OCD, PTSD, ADD, ADHD, BP. Don’t let your mental illness define you. Let it make you stronger – because you are so much more than the definition of your struggle. You are stronger because you carry a bigger package than most, all while attending to life’s everyday loads.
It’s true- your life does flash right before your eyes when you have a near death experience. I know. I’ve had more than one. When you see your life pass in front of you in a matter of seconds, you see all the great things and people you have in them. All those people that you have affected. All those that affected you. You realize in those few seconds that you may lose all that.
You don’t know how you will react until it happens. You are changed forever. You try to control it. You’re embarrassed by it. You hide. You conceal your fears and feelings. You long for the person you once were, but you can’t seem to get back there. For me, the biggest issue is the effect of my new personality on my family. The burden or worry I may cause on them. It tears you up. It keeps you awake. You can’t shut your brain off…ever. You’re sweating, your heart is racing, you’re fidgeting, foot tapping, finger biting. You ask them, “Am I different now?” You pray. You just want some sort of reassurance that it’s okay..that you’re okay.
Then one day, maybe at your darkest moment…you realize…it IS okay. You have a mental illness. And it’s okay. It’s a sickness. It’s not something to be ashamed about. You’re alive. If you had a physical illness, you wouldn’t be embarrassed. You realize this is something that can be managed just like a physical illness, and it should be acknowledged and treated with the same acceptance and compassion as such.
I’m not claiming that this has not had a detrimental effect on me. The physical scars aren’t anything compared to the scars I carry that can’t be seen. Those are the ones that truly changed my life. I grieved for the old me. I have come to terms with this change in personality, but more importantly, I have decided to work WITH my illness, not against it. I have decided to reinvent myself the way I want to be and not let my illness reinvent me. It has taken me many years to get to this point of acceptance, but I finally know it’s okay to feel the way I do.
The struggle and anxiety will always be there but I know I can manage it. I know I will have my good days and my bad days. But I also know I have a supportive family and some close friends in my life who really care. I have also realized that it’s okay to ask for help, too, that it’s not a sign of weakness to just give in and ask. I still struggle with it, but I realize that it can be better to get help rather than try to do it solo.
My main struggle and at the forefront of my anxiety is the disruption of my family. In the early days of my first accident, when the fate of my left arm was still being decided, I was finally allowed to shower. I had not seen the mangled limb since that beautiful September day. As I unwrapped it slowly in the shower and took my first look at what now was left of my arm, I lost it. Hearing the horror, my daughter Susan immediately came in and stepped in the shower with me fully clothed and hugged me. We cried. Then we laughed at the sight. Naked mom, mangled arm, soaking wet teen. That is unconditional love.
I still cry in the shower sometimes. As a mom and wife, I would never have wanted to put my husband and children through such an ordeal.
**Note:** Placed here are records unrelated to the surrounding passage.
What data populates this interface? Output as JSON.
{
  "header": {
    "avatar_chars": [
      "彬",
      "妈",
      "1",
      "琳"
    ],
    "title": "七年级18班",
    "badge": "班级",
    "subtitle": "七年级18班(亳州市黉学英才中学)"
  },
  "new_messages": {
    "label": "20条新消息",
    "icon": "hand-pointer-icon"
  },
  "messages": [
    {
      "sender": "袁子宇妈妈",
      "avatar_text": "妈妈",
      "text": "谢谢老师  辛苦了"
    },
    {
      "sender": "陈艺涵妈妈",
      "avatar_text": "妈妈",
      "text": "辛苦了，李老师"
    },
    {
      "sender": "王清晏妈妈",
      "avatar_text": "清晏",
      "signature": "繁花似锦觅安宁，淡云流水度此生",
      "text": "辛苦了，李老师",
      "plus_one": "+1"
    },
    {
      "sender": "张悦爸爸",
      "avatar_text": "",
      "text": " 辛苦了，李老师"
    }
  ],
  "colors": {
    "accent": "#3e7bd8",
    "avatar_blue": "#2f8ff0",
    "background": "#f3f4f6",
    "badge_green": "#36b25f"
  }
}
I am tormented by the pain and sadness that they went through. Although I know it was not my doing, I know that my present situation is a constant reminder of that past memory to them. I know my mom never could accept that her daughter was disfigured. She died still upset about my accident even after many years had passed. She would have never survived my second injury. I know my family has been affected. It upsets me.
So I’m getting there. I take deep breaths. I cry. I get angry. I struggle. I use my medication. I close my eyes in the car. I ride in the back seat, hug my “special pillow,” and clench my teeth. I pick myself back up. I’m trying. I keep busy. I read, walk, and talk to others. I know I’m not alone in this fight. I’m thankful for all I have not for what I lost. I pray…a lot. I know I’m loved by many.
I’m not defined by PTSD. My initials are AC – nothing more and definitely nothing less.
This is part of our yearly #SACommits series on mental health in Student Affairs. This May, we are exploring what mental illness looks like using different forms of expression – photos, drawings, videos, writing, etc. We hope to create better understanding of what it is like to live with mental illness, in an effort to stomp out stigma. Each week will have a theme -Throughout the lifespan, With Loved Ones, At Work, With Myself. For more information, see the intro post by Kristen Abell. Check out the other posts in this series too! You can also join the conversation by using our unique #SACommits Selfies print outs.